What you will learn:
1. The three main components of a glaze and what each material contributes to the glaze.
2. The difference between a glaze recipe and molecular formula and how it relates to glaze stability.
3. Glossy and matt glazes, adjusting glazes and correcting defects.
4. Adding colour, in the form of oxides and stains. Health and safety.
Practical session on how to make your own glaze and add colouring oxides.
Materials and preparation
You will need to make 15 test tiles, rectangular clay slabs around 6x4x0.5cm. You will need to fire the test tiles in a kiln. I prefer stoneware temperature 1250°C, cone 8, but you can use higher or lower firing temperatures and choose your own glaze base.
Who is the course for?
Beginners and intermediate potters will find this course useful, especially if you want to learn how to make your own glazes and understand what each material contributes.
Who is teaching the course?
Linda Bloomfield trained as a materials scientist and worked at Imperial College in London before having children and becoming a potter. She has written six books on glazes and tableware and teaches workshops on understanding glazes. The online course covers the same content as her weekend workshop.
How long does the course take?
The theory video takes half an hour to watch and is divided into four sections.
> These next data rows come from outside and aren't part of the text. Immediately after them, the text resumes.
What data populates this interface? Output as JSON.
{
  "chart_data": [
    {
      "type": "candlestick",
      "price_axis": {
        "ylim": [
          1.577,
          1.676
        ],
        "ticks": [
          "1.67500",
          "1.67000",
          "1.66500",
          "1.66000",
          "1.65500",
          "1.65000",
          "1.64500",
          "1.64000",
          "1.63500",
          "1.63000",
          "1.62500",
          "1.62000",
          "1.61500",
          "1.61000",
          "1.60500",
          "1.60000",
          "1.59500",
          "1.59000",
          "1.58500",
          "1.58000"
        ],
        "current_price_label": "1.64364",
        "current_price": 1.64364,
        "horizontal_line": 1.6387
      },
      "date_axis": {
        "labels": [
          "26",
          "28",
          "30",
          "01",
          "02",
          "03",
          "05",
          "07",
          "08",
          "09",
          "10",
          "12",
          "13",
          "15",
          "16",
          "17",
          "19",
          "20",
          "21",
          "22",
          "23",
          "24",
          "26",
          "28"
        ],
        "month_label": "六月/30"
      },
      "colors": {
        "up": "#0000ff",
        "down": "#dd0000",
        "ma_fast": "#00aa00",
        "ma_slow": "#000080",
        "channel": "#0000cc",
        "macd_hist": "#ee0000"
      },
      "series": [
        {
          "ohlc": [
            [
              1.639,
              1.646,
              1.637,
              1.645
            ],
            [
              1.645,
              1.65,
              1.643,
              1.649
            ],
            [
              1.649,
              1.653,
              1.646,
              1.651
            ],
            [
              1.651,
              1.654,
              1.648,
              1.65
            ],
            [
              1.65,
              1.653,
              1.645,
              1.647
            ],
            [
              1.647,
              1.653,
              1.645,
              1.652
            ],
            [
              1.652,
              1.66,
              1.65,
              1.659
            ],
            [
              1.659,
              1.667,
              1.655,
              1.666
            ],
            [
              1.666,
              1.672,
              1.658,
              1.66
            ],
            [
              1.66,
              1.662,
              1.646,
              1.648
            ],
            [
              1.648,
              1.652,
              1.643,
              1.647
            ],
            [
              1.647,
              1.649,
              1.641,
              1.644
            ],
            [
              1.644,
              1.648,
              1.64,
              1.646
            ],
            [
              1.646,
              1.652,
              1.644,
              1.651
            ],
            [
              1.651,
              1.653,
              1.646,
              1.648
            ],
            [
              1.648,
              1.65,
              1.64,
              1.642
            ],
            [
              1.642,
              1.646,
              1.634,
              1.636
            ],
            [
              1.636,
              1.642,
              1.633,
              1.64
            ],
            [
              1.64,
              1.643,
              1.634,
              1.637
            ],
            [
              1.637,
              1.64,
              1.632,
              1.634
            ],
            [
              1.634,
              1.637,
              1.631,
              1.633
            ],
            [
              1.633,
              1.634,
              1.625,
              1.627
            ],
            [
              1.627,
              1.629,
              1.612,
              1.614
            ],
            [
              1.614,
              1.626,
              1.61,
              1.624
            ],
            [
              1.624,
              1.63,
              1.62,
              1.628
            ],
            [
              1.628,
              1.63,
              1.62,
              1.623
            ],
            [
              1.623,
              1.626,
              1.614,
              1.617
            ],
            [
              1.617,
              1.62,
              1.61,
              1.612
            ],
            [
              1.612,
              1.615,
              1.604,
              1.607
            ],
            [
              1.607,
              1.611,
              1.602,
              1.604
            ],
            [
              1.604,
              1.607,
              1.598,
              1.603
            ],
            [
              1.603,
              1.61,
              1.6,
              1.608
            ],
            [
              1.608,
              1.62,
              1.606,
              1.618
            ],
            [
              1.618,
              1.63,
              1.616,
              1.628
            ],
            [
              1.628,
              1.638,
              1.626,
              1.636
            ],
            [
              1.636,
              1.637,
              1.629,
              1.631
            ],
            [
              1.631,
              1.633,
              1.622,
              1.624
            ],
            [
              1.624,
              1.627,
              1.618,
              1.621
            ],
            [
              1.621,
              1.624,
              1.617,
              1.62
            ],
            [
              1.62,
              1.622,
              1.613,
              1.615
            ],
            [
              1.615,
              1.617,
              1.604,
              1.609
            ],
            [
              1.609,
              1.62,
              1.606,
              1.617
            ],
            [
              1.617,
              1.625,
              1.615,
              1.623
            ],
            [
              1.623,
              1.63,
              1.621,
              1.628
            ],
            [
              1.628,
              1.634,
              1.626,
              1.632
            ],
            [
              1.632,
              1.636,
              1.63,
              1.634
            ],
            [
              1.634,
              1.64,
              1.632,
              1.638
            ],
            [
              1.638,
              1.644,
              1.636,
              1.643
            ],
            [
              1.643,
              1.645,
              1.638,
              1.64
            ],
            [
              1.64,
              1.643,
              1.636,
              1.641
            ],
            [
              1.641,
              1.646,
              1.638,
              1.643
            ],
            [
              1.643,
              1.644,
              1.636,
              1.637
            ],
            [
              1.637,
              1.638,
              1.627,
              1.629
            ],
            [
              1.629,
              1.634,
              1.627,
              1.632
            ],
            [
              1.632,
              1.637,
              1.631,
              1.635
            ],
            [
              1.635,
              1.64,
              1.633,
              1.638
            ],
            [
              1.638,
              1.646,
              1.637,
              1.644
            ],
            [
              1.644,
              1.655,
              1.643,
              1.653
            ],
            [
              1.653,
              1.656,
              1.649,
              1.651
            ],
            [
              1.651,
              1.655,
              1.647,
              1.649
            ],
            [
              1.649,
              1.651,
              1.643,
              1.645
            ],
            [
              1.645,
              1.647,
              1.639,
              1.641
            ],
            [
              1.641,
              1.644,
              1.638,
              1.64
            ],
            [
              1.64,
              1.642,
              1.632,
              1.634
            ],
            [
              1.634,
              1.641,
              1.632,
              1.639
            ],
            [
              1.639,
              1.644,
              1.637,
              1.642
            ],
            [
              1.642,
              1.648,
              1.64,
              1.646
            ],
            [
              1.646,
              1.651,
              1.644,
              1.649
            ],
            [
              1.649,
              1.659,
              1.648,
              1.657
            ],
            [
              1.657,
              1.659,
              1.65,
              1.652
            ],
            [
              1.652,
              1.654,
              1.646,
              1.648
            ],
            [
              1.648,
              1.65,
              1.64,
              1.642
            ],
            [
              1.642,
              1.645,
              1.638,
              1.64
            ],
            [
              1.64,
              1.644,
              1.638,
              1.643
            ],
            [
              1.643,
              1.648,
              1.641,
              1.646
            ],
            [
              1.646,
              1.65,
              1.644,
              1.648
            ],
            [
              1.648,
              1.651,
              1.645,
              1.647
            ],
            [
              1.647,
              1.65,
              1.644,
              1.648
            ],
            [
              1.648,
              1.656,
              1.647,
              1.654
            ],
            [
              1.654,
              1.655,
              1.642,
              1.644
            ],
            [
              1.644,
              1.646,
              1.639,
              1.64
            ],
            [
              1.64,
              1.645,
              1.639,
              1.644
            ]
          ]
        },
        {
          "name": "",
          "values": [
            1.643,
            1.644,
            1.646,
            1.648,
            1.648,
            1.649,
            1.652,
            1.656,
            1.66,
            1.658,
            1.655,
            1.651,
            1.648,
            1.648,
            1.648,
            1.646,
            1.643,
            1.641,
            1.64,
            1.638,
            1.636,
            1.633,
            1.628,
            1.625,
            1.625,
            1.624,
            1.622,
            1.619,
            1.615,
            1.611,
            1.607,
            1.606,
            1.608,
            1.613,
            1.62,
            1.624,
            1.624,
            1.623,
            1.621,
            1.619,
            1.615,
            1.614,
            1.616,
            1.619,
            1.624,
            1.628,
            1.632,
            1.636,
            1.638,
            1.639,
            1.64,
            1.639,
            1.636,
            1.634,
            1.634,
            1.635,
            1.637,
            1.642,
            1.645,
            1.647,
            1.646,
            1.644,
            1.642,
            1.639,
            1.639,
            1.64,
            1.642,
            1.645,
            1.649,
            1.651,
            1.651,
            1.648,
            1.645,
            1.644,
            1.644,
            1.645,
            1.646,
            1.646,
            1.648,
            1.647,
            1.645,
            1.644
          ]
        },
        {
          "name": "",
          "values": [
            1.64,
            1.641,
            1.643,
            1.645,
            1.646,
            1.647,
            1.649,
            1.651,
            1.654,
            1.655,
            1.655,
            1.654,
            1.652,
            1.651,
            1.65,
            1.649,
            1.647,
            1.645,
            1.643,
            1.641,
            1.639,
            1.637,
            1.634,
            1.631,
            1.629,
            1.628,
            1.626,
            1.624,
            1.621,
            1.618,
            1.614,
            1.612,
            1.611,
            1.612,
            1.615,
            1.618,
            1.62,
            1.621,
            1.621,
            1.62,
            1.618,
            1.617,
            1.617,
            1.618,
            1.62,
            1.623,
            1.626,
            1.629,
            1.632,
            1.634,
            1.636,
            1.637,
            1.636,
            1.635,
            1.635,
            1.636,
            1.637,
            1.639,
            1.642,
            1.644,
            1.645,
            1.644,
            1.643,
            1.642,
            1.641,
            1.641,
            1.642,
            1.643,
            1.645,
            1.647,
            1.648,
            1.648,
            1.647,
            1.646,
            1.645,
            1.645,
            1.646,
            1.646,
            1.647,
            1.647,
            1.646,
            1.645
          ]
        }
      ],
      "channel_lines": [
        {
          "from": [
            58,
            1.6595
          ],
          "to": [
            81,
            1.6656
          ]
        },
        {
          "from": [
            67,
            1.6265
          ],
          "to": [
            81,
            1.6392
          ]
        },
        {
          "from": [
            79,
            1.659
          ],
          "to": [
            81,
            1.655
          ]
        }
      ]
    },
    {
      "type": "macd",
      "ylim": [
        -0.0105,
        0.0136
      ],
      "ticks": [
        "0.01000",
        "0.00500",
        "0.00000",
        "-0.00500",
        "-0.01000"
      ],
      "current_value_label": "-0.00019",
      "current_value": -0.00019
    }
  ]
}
The practical session takes half an hour to watch and around two hours to complete the glaze tests yourself.
I have been making new work for an installation at Somerset House as part of Collect, the international craft and design fair presented by the Crafts Council from 27th February to 1st March 2020. My installation will bring attention to the effects of global warming and pollution on lichens. The lichen crusts will become darker and fewer, eventually disappearing altogether. Lichens are indicators of clean air and are affected by sulphur dioxide and nitrous oxide from burning fossil fuels. If all the lichen disappeared from rocks and trees worldwide, global warming would increase significantly.
I made a number of glaze tests to give the effect of lichens on rocks. I like the crustose form of lichen; the white and yellow patches that grow on rocks and roofs. These are more pollution resistant than the green lichens that grow on trees. I applied the lichen glazes over matt grey glazes on closed forms representing basalt and limestone boulders and stromatolites, ancient fossilised mounds of blue-green algae, one of the first forms of life on earth that oxygenated our atmosphere.
I am looking forward to exhibiting at Collect. There are other makers exhibiting including Margo Selby, as well as international galleries Ting-Ying and Flow Gallery. There is also an exhibition next door on Mushrooms: The Art, Design and Future of Fungi.
Collect, 27th February- 1st March 2020, Somerset House, The Strand, London WC2R 1LA.
I have been busy writing two glaze books; the first is a second edition of my book Colour in Glazes, out in October and the second is a new book on Special Effect Glazes, out next June. Both books will be published by Herbert Press, an imprint of Bloomsbury publishers.
Inside Colour in Glazes there are new glaze recipes including a shrink-and-crawl glaze, a tangerine orange glaze created by Jeannine Vrins and methods of glaze testing such as how to make a series of glaze tests from one glaze base in a colour blend. There are also technical details on how to make your glazes dishwasher safe.
I wanted to include work by potters who have used my glaze recipes, so the second edition includes work by Katie Robbins and Clara Castner.